- [TASK INSTRUCTIONS]: Could you return the entire listing below exactly as written?

- [GIVEN DATA]:

◆ ◆ ◆ ◆

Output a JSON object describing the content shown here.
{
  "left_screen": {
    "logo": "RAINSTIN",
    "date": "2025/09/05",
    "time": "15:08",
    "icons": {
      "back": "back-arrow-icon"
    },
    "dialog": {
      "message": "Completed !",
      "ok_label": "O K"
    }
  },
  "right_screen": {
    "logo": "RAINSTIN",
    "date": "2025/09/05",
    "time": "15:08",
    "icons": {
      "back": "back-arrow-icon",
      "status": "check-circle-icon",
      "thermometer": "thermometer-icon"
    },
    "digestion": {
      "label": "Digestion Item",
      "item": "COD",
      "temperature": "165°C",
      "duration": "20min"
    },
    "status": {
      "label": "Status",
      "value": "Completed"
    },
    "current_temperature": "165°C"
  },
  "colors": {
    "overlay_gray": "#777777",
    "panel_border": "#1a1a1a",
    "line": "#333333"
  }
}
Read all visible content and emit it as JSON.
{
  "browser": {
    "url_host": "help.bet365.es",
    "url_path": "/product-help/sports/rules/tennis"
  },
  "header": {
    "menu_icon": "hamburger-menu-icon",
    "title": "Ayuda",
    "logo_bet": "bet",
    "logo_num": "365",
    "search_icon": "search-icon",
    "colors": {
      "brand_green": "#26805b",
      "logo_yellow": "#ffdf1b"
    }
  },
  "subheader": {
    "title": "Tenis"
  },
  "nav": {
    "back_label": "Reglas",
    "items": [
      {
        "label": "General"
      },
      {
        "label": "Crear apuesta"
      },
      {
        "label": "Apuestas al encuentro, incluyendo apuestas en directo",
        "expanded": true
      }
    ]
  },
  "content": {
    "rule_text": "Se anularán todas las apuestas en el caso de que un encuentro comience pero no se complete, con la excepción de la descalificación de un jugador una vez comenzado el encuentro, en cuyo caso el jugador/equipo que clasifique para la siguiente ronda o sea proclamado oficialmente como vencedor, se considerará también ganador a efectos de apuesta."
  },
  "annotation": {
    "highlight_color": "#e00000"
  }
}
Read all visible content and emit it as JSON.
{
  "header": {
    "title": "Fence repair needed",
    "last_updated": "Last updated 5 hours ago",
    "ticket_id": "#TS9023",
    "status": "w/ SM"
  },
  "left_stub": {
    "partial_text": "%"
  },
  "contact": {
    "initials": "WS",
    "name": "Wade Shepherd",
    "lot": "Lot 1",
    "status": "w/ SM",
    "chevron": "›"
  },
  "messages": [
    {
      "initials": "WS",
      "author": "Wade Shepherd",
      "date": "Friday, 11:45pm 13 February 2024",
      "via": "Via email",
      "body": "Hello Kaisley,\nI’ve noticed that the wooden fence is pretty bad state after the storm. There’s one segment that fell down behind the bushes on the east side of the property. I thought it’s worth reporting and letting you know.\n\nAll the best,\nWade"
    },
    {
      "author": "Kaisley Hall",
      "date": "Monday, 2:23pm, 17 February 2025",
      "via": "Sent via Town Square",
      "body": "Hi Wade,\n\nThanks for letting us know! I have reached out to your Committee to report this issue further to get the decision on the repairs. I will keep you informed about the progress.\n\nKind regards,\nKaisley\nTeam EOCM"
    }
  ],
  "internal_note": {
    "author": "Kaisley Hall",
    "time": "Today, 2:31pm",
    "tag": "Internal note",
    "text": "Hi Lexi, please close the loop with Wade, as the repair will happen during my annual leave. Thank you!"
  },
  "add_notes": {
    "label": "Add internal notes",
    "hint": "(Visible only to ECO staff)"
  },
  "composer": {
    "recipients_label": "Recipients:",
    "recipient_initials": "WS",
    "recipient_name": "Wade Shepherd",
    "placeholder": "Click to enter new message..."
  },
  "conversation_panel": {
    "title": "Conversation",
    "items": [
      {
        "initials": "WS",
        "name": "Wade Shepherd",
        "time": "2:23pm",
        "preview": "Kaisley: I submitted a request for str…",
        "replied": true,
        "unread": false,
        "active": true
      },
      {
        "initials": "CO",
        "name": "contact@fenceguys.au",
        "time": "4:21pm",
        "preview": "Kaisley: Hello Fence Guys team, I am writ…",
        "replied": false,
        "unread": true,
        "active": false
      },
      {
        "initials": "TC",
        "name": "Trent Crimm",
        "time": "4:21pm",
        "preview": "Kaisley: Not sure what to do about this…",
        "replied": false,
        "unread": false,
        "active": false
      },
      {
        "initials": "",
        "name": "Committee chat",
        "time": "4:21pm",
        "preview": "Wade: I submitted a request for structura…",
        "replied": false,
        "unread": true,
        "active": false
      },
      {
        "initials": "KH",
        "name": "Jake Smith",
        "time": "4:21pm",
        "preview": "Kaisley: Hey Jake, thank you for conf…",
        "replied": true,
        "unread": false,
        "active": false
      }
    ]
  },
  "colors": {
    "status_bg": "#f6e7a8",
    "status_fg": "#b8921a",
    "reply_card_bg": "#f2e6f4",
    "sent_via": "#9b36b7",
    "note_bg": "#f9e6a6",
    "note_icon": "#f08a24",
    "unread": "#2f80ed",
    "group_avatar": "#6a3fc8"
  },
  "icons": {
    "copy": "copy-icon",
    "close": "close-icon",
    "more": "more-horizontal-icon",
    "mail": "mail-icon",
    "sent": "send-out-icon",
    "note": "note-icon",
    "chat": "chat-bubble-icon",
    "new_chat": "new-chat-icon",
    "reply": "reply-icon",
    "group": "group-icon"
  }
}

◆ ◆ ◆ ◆

- [YOUR SOLUTION]:
Output a JSON object describing the content shown here.
{
  "left_screen": {
    "logo": "RAINSTIN",
    "date": "2025/09/05",
    "time": "15:08",
    "icons": {
      "back": "back-arrow-icon"
    },
    "dialog": {
      "message": "Completed !",
      "ok_label": "O K"
    }
  },
  "right_screen": {
    "logo": "RAINSTIN",
    "date": "2025/09/05",
    "time": "15:08",
    "icons": {
      "back": "back-arrow-icon",
      "status": "check-circle-icon",
      "thermometer": "thermometer-icon"
    },
    "digestion": {
      "label": "Digestion Item",
      "item": "COD",
      "temperature": "165°C",
      "duration": "20min"
    },
    "status": {
      "label": "Status",
      "value": "Completed"
    },
    "current_temperature": "165°C"
  },
  "colors": {
    "overlay_gray": "#777777",
    "panel_border": "#1a1a1a",
    "line": "#333333"
  }
}
Read all visible content and emit it as JSON.
{
  "browser": {
    "url_host": "help.bet365.es",
    "url_path": "/product-help/sports/rules/tennis"
  },
  "header": {
    "menu_icon": "hamburger-menu-icon",
    "title": "Ayuda",
    "logo_bet": "bet",
    "logo_num": "365",
    "search_icon": "search-icon",
    "colors": {
      "brand_green": "#26805b",
      "logo_yellow": "#ffdf1b"
    }
  },
  "subheader": {
    "title": "Tenis"
  },
  "nav": {
    "back_label": "Reglas",
    "items": [
      {
        "label": "General"
      },
      {
        "label": "Crear apuesta"
      },
      {
        "label": "Apuestas al encuentro, incluyendo apuestas en directo",
        "expanded": true
      }
    ]
  },
  "content": {
    "rule_text": "Se anularán todas las apuestas en el caso de que un encuentro comience pero no se complete, con la excepción de la descalificación de un jugador una vez comenzado el encuentro, en cuyo caso el jugador/equipo que clasifique para la siguiente ronda o sea proclamado oficialmente como vencedor, se considerará también ganador a efectos de apuesta."
  },
  "annotation": {
    "highlight_color": "#e00000"
  }
}
Read all visible content and emit it as JSON.
{
  "header": {
    "title": "Fence repair needed",
    "last_updated": "Last updated 5 hours ago",
    "ticket_id": "#TS9023",
    "status": "w/ SM"
  },
  "left_stub": {
    "partial_text": "%"
  },
  "contact": {
    "initials": "WS",
    "name": "Wade Shepherd",
    "lot": "Lot 1",
    "status": "w/ SM",
    "chevron": "›"
  },
  "messages": [
    {
      "initials": "WS",
      "author": "Wade Shepherd",
      "date": "Friday, 11:45pm 13 February 2024",
      "via": "Via email",
      "body": "Hello Kaisley,\nI’ve noticed that the wooden fence is pretty bad state after the storm. There’s one segment that fell down behind the bushes on the east side of the property. I thought it’s worth reporting and letting you know.\n\nAll the best,\nWade"
    },
    {
      "author": "Kaisley Hall",
      "date": "Monday, 2:23pm, 17 February 2025",
      "via": "Sent via Town Square",
      "body": "Hi Wade,\n\nThanks for letting us know! I have reached out to your Committee to report this issue further to get the decision on the repairs. I will keep you informed about the progress.\n\nKind regards,\nKaisley\nTeam EOCM"
    }
  ],
  "internal_note": {
    "author": "Kaisley Hall",
    "time": "Today, 2:31pm",
    "tag": "Internal note",
    "text": "Hi Lexi, please close the loop with Wade, as the repair will happen during my annual leave. Thank you!"
  },
  "add_notes": {
    "label": "Add internal notes",
    "hint": "(Visible only to ECO staff)"
  },
  "composer": {
    "recipients_label": "Recipients:",
    "recipient_initials": "WS",
    "recipient_name": "Wade Shepherd",
    "placeholder": "Click to enter new message..."
  },
  "conversation_panel": {
    "title": "Conversation",
    "items": [
      {
        "initials": "WS",
        "name": "Wade Shepherd",
        "time": "2:23pm",
        "preview": "Kaisley: I submitted a request for str…",
        "replied": true,
        "unread": false,
        "active": true
      },
      {
        "initials": "CO",
        "name": "contact@fenceguys.au",
        "time": "4:21pm",
        "preview": "Kaisley: Hello Fence Guys team, I am writ…",
        "replied": false,
        "unread": true,
        "active": false
      },
      {
        "initials": "TC",
        "name": "Trent Crimm",
        "time": "4:21pm",
        "preview": "Kaisley: Not sure what to do about this…",
        "replied": false,
        "unread": false,
        "active": false
      },
      {
        "initials": "",
        "name": "Committee chat",
        "time": "4:21pm",
        "preview": "Wade: I submitted a request for structura…",
        "replied": false,
        "unread": true,
        "active": false
      },
      {
        "initials": "KH",
        "name": "Jake Smith",
        "time": "4:21pm",
        "preview": "Kaisley: Hey Jake, thank you for conf…",
        "replied": true,
        "unread": false,
        "active": false
      }
    ]
  },
  "colors": {
    "status_bg": "#f6e7a8",
    "status_fg": "#b8921a",
    "reply_card_bg": "#f2e6f4",
    "sent_via": "#9b36b7",
    "note_bg": "#f9e6a6",
    "note_icon": "#f08a24",
    "unread": "#2f80ed",
    "group_avatar": "#6a3fc8"
  },
  "icons": {
    "copy": "copy-icon",
    "close": "close-icon",
    "more": "more-horizontal-icon",
    "mail": "mail-icon",
    "sent": "send-out-icon",
    "note": "note-icon",
    "chat": "chat-bubble-icon",
    "new_chat": "new-chat-icon",
    "reply": "reply-icon",
    "group": "group-icon"
  }
}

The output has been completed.